Under the auspices of the EU Support to Jordanian Democratic Institutions & Development project (EU-JDID), the House of Representatives set out to introduce a new plenary management system with features including: biometric authentication of MPs; desks with touchscreens allowing members to consult all sitting papers, register to speak and request services; and automatic live broadcasting of proceedings.
The implementation challenges were considerable, especially with the parliamentary calendar only allowing for a 45-day recess instead of the technically required 90 days. Yet, under the leadership of Secretary General Mr. Firas Adwan and the coordination of ICT Director Mr. Ammar Awamleh, the project delivered the system overhaul in 45 days – finishing exactly one day before the start of the first session of 2019. The implementation story yields some interesting observations and good preparation and execution practices that are worth sharing and may help inform other parliaments that envisage similar systems.
Gradual feature activation
Within the given time window there was limited opportunity to train MPs properly. Hence it was decided to first activate only the critical features of the system (e.g. RFID card voting, microphone activation) and gradually expand to others (e.g. register-to-speak, biometric authentication, and service requests for coffee, assistance, ICT support, etc.). This approach avoided MPs and the ICT team being overwhelmed and allowed time to learn about the system and gradually register MPs’ fingerprints, which is always a sensitive matter.
Early language localization
While the system offered multiple languages, including an Arabic interface, localization issues were anticipated. Mr. Awamleh therefore visited the vendor in Europe prior to manufacturing and shipment to provide early, direct input on the Jordanian Arabic system interface and the etchings required. This avoided post-implementation corrections and unwanted delays.
Revision of plenary procedures
The Permanent Bureau of the House acted in a timely fashion to revise the plenary procedures in order to mandate electronic voting as the preferred option; distribute session papers in electronic format by default; and require that attendance, voting and registration-to-speak be recorded via the system.
Revision of ICT support procedures
Along with the new technologies, the ICT team rolled out a complete new set of standard operating procedures for system preparation and operation.

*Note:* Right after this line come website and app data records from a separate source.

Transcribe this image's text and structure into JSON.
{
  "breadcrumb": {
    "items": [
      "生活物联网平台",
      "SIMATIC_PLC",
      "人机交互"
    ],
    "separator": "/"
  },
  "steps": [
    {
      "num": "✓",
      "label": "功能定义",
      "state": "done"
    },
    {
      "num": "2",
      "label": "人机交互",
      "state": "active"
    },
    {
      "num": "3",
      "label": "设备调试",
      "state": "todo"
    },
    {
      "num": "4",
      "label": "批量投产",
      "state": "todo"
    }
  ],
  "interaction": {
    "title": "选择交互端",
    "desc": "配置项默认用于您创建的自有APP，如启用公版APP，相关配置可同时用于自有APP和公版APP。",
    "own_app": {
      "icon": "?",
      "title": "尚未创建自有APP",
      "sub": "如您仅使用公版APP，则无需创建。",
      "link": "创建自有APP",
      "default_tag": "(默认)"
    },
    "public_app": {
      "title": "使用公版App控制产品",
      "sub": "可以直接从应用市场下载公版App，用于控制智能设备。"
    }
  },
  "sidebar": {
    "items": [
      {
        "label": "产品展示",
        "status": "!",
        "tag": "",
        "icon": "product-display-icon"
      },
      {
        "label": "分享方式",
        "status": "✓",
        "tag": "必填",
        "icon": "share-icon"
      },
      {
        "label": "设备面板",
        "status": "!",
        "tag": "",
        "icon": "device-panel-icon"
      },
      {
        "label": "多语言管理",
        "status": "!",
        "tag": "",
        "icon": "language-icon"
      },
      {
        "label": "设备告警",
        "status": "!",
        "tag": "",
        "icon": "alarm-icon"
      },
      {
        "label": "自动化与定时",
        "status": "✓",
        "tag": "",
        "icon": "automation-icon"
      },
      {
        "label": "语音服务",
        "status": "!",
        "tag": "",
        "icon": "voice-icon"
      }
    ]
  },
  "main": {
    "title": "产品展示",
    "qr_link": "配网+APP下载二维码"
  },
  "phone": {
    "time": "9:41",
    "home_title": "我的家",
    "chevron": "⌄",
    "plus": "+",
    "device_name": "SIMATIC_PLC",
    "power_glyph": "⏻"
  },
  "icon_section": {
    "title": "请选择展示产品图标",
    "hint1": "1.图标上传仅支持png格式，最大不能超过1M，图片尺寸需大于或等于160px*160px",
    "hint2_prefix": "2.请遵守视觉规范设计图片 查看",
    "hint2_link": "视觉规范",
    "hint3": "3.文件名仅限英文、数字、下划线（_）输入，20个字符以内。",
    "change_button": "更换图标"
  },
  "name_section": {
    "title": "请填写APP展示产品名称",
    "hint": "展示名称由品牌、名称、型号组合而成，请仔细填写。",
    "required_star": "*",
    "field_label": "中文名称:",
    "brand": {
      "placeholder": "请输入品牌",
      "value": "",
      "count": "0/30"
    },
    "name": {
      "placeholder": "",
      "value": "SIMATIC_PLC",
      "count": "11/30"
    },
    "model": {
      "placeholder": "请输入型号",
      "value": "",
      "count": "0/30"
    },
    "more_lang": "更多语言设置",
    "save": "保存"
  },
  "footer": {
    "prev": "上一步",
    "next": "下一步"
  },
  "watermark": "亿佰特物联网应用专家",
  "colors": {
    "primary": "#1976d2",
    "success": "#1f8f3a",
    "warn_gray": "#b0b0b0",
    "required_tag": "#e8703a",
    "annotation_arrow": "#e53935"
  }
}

Also, ICT staff were trained and assigned to deliver adequate support to MPs.
Increased transparency and public interest
As plenary proceedings are now automatically live-streamed on the House YouTube and Facebook channels, MPs and the public are taking more notice, resulting in more video clips of proceedings being posted and shared on social media. The online channels also serve as an online video archive of the proceedings.
Measuring the return on investment
Systems of this kind are expensive. However, if introduced in conjunction with a cost-savings strategy the return on investment can be significant. The House Administration recently conducted a first study demonstrating clear cost savings in areas such as paper, printing and maintenance, national courier delivery services, and live-streaming (previously outsourced to a private company).
Continued learning from other parliaments
As the House of Representatives considers the next wave of developments to further integrate the chamber systems and information services, it is seeking to learn from the experience of other parliaments. An upcoming study visit to the Staten-Generaal of the Netherlands will provide ample opportunity for this and is therefore a welcome addition to the project.
Mr. Ammar Awamleh, ICT Director, House of Representatives of Jordan
Tel.: +962 6 5635100